Sometimes, the hardest part of making a career change is taking those first steps.
For Nurse Practitioners (NPs) and physician assistants (PAs) specializing in dermatology, career options are many and career changes might take them away from the clinic, into entrepreneurship or roles in industry, academia and more, according to Risha Bellomo, MPAS, PA-C.
Bellomo, who consults with colleagues who want to make career changes via her company Bellomo Consulting, as well as owns a concierge dermatology and aesthetic practice and a meeting, marketing and management company, says making a career change starts with the desire for change and the ambition to find the best fit for one’s professional life and personal life.
These four steps can make career change a reality.
Step 1: Write down objectives.
“Make an outline of your objectives and think about your timeline,” Bellomo says. “What are you passionate about? Where do you want to go? What is your timeline? What are your goals and objectives?”
Step 2: Research career options and start paving a career path
There are many ways to research career options, including networking, volunteering and seeking mentors, according to Bellomo.
“If people network in the industry they want to be in, it’s amazing where that can take them,” Bellomo says. “But there’s a lot of time involved, including evenings and weekends.”
The sacrifices often result in leads and connections that open doors to new career opportunities, Bellomo says.
Volunteering one’s time or expertise helps providers realize their passions while gaining traction in a career path. For example, writing an article or being a preceptor might not be a return on investment financially, it can be a great return on investment on one’s curriculum vitae if an NP or PA is interested in a career in publishing or teaching, according to Bellomo. Speaking at conferences or presenting continuing medical education training can go a long way in one’s ambition to go into industry or academia.
After 15 years in community dermatology practice, Abby Jacobson, PA-C, landed what she says is her ideal job as a senior medical science liaison and interim medical director for the plaque psoriasis biologic Siliq (brodalumab) at Ortho-Dermatologics. The role, Jacobson says, satisfies her professional desires to work closely with science, patients and in patient advocacy.
Jacobson had long been networking, volunteering and developing professional connections. Her speaking for a pharmaceutical company while in clinical practice led to the connection who years later prompted her to pursue a job with Ortho-Dermatologics.
“I’ve done lots of volunteer work, including being a member of the National Psoriasis Foundation medical board. I’ve served as a committee member for the National Eczema Association,” she says. “I was taking time away from plans, hobbies, gyms, whatever, to volunteer my time and network, which ended up leading to probably the best job of my life.”
Step 3: Make a strategic plan
The strategic plan maps how the provider might meet his or her objectives and when. The financial analysis puts goals and objectives and what’s necessary to meet those into financial perspective, allowing NPs and PAs to determine if a career changes makes financial sense at a particular time in their lives, Bellomo says.
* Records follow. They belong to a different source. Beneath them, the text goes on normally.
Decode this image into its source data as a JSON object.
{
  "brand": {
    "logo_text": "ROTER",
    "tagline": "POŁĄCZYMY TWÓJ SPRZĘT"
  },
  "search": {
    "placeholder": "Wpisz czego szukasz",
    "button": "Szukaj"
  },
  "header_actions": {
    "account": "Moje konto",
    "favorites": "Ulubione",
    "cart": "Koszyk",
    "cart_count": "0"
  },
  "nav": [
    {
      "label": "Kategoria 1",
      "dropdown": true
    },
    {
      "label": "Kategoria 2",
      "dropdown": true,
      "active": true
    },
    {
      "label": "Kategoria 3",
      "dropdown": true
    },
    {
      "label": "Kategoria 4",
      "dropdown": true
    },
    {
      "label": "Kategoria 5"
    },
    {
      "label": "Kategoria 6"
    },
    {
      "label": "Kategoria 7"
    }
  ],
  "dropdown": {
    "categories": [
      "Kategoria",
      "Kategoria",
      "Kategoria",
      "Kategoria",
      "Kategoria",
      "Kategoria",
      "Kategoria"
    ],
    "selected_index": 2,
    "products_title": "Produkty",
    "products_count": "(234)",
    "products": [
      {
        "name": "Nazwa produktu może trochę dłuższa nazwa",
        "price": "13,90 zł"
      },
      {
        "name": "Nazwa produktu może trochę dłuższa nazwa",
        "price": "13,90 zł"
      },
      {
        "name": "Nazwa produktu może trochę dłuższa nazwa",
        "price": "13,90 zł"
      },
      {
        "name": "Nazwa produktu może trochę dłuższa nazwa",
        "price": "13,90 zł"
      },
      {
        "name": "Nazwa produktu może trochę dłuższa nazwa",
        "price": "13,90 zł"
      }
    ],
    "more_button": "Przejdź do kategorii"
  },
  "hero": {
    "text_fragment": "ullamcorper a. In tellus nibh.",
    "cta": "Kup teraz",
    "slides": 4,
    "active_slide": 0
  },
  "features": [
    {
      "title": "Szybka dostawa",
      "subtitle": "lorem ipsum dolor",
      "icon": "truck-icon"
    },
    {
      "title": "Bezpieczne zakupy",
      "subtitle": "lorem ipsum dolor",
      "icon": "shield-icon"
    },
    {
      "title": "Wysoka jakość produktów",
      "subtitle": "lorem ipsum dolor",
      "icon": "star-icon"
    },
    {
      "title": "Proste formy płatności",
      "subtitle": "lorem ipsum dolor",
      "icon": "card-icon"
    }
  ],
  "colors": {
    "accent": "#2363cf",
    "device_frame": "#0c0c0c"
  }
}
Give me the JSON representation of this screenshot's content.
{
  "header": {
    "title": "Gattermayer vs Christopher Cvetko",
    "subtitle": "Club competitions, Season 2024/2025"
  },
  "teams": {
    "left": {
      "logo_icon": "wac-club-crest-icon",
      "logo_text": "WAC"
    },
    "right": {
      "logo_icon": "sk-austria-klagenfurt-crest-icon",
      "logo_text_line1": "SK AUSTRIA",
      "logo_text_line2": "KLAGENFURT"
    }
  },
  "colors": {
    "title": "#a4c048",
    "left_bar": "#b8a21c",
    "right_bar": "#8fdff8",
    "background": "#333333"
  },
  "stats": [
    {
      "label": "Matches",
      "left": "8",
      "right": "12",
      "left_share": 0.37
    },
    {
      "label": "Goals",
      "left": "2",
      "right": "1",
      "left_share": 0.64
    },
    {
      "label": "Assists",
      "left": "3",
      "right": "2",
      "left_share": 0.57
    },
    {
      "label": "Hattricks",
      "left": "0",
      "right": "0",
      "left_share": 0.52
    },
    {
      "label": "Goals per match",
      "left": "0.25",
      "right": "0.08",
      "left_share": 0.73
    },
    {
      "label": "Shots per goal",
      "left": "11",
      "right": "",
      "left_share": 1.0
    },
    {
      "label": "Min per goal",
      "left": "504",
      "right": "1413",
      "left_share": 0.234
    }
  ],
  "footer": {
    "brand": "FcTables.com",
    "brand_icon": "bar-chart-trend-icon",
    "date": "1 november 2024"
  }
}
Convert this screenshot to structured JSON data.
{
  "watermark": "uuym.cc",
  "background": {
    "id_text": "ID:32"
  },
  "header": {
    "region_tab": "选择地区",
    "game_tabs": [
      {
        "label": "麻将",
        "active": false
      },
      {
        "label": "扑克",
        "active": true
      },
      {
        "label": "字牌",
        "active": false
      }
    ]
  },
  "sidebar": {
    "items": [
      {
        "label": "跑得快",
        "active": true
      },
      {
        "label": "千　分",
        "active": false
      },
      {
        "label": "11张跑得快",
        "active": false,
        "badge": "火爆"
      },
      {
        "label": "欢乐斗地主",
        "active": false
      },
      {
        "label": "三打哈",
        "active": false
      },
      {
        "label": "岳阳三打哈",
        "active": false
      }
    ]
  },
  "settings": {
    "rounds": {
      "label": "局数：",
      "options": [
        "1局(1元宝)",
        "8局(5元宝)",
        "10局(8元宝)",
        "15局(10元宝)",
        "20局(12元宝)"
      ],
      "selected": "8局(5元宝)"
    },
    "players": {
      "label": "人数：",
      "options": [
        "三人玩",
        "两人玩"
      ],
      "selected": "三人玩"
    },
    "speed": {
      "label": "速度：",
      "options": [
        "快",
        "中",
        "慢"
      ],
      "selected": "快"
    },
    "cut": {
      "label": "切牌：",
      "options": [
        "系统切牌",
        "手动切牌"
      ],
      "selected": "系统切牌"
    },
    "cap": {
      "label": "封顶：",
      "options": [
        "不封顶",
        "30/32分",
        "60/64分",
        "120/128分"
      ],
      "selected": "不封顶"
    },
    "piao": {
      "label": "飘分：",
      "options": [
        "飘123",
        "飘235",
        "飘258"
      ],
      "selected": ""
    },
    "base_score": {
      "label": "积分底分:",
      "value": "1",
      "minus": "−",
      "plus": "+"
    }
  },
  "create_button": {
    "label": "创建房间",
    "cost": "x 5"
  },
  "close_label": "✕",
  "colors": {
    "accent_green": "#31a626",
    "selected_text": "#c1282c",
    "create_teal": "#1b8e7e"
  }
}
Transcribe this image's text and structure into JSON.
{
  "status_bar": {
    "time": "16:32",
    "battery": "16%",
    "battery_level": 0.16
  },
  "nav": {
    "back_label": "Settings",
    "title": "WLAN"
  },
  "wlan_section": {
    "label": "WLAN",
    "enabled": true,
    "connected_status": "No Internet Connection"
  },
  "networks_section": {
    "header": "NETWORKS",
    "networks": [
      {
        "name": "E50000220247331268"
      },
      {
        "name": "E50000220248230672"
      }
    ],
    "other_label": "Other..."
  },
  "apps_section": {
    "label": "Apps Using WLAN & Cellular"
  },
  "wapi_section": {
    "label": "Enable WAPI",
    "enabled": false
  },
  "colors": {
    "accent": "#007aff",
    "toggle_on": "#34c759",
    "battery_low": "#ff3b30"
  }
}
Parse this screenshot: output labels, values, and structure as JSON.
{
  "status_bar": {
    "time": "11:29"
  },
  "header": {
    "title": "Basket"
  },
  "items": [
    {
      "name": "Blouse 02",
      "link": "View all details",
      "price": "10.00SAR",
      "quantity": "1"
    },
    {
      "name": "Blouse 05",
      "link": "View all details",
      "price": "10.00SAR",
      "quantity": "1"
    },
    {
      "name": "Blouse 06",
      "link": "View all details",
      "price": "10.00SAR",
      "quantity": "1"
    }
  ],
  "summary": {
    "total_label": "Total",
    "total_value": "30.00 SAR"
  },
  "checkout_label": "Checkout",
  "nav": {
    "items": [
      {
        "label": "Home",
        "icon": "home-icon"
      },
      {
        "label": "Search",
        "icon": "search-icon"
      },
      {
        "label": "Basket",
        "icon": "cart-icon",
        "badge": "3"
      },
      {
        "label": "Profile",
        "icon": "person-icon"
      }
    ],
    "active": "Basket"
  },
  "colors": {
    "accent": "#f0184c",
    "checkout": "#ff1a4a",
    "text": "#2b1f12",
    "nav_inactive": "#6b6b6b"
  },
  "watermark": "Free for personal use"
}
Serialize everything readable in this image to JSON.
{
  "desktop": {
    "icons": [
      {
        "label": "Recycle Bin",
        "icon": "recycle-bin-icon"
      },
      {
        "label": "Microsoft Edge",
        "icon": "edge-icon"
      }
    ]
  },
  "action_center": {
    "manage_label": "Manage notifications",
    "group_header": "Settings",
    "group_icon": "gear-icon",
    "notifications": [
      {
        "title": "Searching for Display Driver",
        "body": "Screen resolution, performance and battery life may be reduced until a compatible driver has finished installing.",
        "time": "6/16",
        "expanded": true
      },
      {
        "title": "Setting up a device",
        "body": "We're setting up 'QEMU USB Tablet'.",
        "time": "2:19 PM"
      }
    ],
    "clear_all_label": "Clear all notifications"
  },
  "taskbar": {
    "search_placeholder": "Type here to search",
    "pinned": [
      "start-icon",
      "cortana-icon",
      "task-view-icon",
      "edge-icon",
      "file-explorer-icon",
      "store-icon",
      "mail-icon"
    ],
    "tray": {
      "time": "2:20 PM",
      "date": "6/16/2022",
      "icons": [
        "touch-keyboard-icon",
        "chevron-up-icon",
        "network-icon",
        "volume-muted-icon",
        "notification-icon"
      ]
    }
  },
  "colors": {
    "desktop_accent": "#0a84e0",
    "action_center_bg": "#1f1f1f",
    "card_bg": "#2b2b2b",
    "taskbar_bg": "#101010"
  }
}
“You have to have patience,” Bellomo says. “Some people take out second mortgages on their homes or business loans to start their own businesses, but I caution against this because the rate of failure is higher than the rate of success when starting a new business. Most dermatology PAs are doing very well financially, so if they’re interested in starting something on the side and not completely leaving clinical practice, there are ways they can do that without really having to risk their current jobs and finances.”
Step 4: Prepare for the big sell
One of the most important things an NP or PA can do to further their careers is to be able to sell themselves, according to Jacobson.
“Most job descriptions are not going to include PAs or NPs, so you have to be ready to explain why you, as a PA or NP, can do that job or volunteer position,” Jacobson says.
These basic steps can help NPs and PAs develop plans of action before quitting their clinical or other jobs, according to Bellomo.
“Even when I decided to leave full-time clinical practice, it was scary. I wasn’t sure if I was going to make it completely on my own,” she says.
But Bellomo did and says the hard work and planning was worth it because Bellomo accomplished her goal of being a self-made entrepreneur.